▶ [Directions for this task]: Pull every line holding the string "腾讯视频" from the records below.

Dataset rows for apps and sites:
══════════════════════════════

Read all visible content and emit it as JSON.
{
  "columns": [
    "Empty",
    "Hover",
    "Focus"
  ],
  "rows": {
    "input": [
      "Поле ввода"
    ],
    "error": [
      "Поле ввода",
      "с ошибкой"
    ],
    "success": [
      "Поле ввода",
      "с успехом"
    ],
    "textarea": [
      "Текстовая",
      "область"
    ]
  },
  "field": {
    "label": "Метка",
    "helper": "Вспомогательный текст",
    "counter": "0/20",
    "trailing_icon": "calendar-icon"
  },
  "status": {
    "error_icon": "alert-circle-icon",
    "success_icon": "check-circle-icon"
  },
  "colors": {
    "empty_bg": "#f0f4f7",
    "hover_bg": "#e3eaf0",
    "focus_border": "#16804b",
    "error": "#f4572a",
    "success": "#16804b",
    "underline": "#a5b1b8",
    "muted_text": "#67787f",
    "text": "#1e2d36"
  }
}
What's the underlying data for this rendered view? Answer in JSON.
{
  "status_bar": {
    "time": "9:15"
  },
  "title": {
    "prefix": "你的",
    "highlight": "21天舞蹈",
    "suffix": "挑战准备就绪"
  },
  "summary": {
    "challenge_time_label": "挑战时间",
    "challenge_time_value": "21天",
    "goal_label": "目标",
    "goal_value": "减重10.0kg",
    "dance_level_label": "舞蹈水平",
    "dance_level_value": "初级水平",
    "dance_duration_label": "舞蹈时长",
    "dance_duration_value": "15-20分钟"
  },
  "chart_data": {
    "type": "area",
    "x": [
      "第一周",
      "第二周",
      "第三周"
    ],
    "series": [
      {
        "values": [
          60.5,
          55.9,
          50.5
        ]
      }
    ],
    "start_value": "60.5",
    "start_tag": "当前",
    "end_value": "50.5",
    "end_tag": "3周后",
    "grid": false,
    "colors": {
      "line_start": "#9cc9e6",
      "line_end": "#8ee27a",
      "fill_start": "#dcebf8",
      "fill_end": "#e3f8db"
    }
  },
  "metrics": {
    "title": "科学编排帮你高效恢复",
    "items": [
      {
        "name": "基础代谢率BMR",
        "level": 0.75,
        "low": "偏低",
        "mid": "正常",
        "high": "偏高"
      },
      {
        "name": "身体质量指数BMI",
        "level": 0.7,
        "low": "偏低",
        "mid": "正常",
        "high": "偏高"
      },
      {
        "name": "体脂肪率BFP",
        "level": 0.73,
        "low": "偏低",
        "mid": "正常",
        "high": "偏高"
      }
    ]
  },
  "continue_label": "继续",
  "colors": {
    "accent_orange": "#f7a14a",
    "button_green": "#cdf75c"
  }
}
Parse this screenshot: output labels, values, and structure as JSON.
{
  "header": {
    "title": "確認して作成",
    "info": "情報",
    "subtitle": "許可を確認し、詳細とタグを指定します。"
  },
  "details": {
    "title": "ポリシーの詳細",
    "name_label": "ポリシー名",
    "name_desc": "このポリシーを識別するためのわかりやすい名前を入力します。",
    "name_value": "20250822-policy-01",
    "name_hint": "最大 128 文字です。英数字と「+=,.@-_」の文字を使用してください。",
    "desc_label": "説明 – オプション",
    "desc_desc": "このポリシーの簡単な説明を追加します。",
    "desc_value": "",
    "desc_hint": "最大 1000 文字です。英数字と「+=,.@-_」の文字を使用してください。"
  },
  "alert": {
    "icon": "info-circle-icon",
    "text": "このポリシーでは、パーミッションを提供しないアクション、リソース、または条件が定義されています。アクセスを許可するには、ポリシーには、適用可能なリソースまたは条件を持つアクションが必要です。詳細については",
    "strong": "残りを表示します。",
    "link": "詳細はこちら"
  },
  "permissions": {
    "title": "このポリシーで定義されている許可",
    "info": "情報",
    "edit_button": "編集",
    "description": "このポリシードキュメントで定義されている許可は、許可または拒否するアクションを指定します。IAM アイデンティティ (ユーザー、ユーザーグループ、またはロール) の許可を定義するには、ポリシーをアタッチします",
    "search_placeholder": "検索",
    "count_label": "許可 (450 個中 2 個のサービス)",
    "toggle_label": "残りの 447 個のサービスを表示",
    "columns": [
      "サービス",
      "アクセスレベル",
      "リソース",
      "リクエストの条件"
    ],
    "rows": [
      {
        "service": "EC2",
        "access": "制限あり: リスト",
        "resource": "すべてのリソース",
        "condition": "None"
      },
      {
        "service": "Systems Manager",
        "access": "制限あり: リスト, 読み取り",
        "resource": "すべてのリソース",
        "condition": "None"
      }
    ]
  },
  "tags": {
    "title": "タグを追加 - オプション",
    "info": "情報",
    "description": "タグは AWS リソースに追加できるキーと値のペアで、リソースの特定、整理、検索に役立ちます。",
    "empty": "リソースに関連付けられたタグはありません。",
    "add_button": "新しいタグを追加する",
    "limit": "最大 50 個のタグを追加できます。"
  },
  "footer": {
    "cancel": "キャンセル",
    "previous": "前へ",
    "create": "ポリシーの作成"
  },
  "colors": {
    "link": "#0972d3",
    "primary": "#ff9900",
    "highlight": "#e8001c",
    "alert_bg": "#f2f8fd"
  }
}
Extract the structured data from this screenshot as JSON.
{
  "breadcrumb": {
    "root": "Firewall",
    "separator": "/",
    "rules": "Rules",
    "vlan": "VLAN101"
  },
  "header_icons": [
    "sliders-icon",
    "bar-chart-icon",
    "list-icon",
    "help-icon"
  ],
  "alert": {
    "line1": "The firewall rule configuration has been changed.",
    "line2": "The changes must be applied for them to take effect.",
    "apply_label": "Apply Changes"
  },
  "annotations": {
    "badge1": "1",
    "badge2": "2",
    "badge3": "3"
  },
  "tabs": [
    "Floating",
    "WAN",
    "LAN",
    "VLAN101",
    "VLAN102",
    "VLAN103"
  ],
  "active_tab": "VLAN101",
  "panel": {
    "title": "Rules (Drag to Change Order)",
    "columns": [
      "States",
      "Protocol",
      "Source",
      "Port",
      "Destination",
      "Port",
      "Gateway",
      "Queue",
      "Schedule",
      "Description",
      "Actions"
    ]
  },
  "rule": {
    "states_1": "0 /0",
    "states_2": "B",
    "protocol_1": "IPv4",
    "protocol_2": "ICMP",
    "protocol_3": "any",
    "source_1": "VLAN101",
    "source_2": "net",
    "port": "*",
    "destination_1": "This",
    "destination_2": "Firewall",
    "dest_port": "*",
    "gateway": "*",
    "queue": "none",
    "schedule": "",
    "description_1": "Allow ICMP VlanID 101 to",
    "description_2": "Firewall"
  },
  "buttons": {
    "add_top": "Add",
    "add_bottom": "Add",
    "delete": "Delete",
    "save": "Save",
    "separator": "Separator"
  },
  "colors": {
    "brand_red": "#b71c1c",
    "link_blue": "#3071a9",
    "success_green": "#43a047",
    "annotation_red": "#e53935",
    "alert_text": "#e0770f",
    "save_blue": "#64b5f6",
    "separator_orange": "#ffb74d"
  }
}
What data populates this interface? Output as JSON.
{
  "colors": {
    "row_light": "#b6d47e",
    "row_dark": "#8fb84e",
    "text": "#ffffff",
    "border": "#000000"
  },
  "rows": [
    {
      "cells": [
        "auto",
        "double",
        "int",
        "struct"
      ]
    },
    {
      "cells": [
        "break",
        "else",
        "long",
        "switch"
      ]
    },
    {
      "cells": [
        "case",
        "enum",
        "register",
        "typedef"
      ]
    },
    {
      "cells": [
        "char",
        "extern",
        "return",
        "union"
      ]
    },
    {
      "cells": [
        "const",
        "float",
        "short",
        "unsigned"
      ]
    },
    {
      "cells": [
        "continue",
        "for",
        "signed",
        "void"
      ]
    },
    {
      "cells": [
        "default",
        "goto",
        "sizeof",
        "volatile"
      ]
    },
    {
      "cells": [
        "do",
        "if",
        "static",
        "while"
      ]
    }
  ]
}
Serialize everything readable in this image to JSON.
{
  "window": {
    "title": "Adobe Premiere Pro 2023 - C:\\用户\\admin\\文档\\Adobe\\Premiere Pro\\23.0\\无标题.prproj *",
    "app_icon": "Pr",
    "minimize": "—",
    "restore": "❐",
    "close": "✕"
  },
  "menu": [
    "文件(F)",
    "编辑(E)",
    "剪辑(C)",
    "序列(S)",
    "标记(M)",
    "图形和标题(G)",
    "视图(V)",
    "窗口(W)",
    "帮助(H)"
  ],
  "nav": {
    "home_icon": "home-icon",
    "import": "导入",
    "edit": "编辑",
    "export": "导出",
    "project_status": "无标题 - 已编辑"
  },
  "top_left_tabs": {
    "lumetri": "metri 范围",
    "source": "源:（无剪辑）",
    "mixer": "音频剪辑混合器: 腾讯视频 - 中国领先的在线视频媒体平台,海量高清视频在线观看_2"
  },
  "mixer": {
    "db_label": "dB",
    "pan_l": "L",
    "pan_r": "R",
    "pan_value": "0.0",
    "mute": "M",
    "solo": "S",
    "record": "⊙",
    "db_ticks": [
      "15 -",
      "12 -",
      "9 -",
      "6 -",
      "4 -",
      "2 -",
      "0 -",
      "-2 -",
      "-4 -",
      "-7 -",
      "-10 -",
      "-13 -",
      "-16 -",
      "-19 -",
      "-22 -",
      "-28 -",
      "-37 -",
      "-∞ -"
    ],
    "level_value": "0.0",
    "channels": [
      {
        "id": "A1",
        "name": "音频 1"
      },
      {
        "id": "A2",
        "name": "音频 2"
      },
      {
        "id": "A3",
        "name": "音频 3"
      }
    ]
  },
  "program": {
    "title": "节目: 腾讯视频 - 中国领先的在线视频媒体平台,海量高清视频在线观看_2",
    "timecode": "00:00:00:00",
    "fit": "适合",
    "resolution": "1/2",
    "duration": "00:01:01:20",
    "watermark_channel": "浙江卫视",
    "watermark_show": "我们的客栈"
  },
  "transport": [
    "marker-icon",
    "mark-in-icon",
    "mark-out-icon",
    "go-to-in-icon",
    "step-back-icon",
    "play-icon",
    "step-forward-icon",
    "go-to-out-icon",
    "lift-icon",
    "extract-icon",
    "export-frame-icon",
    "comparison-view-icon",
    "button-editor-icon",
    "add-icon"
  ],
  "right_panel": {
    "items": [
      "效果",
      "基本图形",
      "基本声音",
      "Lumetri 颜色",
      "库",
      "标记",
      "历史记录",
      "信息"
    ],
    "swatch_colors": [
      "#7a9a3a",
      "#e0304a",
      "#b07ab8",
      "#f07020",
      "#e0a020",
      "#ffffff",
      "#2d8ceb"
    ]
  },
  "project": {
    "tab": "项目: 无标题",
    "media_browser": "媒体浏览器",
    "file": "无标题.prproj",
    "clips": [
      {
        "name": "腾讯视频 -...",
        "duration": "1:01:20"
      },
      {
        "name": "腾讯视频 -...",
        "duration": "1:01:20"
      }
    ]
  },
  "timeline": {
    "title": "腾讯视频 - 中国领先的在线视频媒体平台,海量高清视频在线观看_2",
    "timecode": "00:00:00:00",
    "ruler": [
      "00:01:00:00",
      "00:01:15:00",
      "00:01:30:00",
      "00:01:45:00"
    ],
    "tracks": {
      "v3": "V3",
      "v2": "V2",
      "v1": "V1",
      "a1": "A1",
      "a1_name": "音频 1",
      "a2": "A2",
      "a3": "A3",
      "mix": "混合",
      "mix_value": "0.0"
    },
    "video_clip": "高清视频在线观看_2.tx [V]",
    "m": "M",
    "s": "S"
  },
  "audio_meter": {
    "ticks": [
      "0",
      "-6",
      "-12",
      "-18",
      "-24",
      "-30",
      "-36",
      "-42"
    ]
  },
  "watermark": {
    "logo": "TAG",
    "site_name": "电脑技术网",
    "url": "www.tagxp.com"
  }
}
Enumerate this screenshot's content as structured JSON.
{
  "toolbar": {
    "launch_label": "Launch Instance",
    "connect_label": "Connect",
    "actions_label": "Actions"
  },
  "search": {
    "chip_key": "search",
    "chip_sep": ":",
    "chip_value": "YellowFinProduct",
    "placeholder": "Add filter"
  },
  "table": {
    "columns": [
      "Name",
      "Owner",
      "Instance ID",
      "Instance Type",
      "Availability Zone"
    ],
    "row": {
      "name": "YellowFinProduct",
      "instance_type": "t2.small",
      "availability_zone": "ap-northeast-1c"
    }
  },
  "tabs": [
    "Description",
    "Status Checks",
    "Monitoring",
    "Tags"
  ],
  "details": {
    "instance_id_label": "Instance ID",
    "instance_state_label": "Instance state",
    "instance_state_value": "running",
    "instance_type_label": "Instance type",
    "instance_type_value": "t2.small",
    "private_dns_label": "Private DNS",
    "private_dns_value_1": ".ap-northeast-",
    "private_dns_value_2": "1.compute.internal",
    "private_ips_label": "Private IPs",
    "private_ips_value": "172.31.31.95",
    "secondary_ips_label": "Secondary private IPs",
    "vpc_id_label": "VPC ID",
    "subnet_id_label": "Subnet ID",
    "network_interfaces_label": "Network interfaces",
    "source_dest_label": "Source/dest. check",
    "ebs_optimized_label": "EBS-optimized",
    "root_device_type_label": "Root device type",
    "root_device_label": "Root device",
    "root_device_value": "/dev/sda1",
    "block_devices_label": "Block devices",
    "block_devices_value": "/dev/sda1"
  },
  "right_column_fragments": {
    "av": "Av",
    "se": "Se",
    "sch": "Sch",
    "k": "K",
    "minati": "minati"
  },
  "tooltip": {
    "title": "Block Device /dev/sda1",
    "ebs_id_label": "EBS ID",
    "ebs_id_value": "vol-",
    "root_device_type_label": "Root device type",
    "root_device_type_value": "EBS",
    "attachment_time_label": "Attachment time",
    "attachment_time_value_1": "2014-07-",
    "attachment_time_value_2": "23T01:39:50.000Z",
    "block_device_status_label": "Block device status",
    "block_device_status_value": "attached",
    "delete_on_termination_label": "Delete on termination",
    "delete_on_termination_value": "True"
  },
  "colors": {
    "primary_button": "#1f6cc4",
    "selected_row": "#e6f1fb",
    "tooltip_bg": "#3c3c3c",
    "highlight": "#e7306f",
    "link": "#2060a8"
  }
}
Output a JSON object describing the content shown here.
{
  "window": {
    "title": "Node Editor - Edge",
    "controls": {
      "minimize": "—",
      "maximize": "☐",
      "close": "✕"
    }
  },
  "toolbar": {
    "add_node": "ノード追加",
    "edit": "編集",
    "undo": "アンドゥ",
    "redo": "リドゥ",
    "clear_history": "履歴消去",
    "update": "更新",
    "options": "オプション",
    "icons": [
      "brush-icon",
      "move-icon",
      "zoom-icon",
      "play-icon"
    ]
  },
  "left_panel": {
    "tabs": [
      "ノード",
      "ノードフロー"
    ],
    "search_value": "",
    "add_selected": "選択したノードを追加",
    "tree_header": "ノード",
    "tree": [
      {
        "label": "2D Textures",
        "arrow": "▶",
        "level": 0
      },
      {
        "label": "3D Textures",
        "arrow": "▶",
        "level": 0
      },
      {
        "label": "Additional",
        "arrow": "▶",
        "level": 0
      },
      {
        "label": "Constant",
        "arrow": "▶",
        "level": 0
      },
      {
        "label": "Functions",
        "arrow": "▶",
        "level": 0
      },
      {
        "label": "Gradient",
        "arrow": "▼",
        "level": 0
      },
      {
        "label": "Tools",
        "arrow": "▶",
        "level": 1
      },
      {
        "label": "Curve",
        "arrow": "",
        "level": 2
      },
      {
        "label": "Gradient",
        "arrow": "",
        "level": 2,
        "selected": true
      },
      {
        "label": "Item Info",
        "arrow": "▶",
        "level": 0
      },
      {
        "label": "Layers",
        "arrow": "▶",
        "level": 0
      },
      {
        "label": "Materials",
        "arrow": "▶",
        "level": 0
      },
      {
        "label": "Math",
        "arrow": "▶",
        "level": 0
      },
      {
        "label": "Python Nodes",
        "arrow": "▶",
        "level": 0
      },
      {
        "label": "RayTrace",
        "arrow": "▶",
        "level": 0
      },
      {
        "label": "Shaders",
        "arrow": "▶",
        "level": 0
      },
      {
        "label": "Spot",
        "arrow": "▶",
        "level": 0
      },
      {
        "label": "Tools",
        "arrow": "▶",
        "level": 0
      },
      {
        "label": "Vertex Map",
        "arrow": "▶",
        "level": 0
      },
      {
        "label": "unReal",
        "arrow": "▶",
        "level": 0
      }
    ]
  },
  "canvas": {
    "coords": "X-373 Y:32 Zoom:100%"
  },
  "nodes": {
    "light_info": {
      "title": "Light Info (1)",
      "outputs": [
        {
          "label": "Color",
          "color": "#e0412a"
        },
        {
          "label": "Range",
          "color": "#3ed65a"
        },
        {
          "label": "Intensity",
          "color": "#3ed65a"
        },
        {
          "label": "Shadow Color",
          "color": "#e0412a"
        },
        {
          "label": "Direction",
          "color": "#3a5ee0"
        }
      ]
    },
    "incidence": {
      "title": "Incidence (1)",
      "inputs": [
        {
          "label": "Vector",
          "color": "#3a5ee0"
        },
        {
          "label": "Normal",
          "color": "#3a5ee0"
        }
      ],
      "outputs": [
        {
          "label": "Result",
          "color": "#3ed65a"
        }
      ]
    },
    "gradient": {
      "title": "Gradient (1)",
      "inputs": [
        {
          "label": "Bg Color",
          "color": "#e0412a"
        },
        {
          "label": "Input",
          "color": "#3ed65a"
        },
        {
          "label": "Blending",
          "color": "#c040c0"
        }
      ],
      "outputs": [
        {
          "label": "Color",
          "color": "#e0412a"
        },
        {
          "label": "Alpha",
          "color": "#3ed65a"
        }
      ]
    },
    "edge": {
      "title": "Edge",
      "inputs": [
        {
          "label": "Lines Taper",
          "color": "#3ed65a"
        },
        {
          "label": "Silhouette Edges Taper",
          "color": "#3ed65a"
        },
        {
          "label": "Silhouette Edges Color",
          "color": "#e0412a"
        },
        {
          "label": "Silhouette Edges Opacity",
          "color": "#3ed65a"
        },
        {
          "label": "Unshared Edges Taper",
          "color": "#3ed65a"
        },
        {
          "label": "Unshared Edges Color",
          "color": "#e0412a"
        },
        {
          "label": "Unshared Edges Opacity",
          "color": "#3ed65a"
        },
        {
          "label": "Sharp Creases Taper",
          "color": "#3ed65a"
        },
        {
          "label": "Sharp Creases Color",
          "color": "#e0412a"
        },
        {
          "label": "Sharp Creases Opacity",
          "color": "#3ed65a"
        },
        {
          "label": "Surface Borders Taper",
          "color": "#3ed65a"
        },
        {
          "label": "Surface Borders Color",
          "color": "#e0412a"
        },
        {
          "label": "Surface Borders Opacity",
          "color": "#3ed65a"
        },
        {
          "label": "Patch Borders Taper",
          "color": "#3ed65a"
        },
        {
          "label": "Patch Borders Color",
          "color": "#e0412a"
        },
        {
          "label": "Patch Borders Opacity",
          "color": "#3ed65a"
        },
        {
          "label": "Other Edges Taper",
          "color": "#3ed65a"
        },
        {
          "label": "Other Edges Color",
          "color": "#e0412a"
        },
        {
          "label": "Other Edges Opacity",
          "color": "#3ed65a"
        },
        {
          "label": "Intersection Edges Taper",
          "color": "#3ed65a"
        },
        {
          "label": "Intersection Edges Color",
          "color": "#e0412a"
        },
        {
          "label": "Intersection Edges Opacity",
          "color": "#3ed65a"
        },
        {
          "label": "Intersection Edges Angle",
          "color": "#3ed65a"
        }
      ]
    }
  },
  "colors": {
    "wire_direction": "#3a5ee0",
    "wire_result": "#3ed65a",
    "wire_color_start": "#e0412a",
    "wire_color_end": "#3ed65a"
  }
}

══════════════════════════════

▶ [Result of this task]:
    "mixer": "音频剪辑混合器: 腾讯视频 - 中国领先的在线视频媒体平台,海量高清视频在线观看_2"
    "title": "节目: 腾讯视频 - 中国领先的在线视频媒体平台,海量高清视频在线观看_2",
        "name": "腾讯视频 -...",
        "name": "腾讯视频 -...",
    "title": "腾讯视频 - 中国领先的在线视频媒体平台,海量高清视频在线观看_2",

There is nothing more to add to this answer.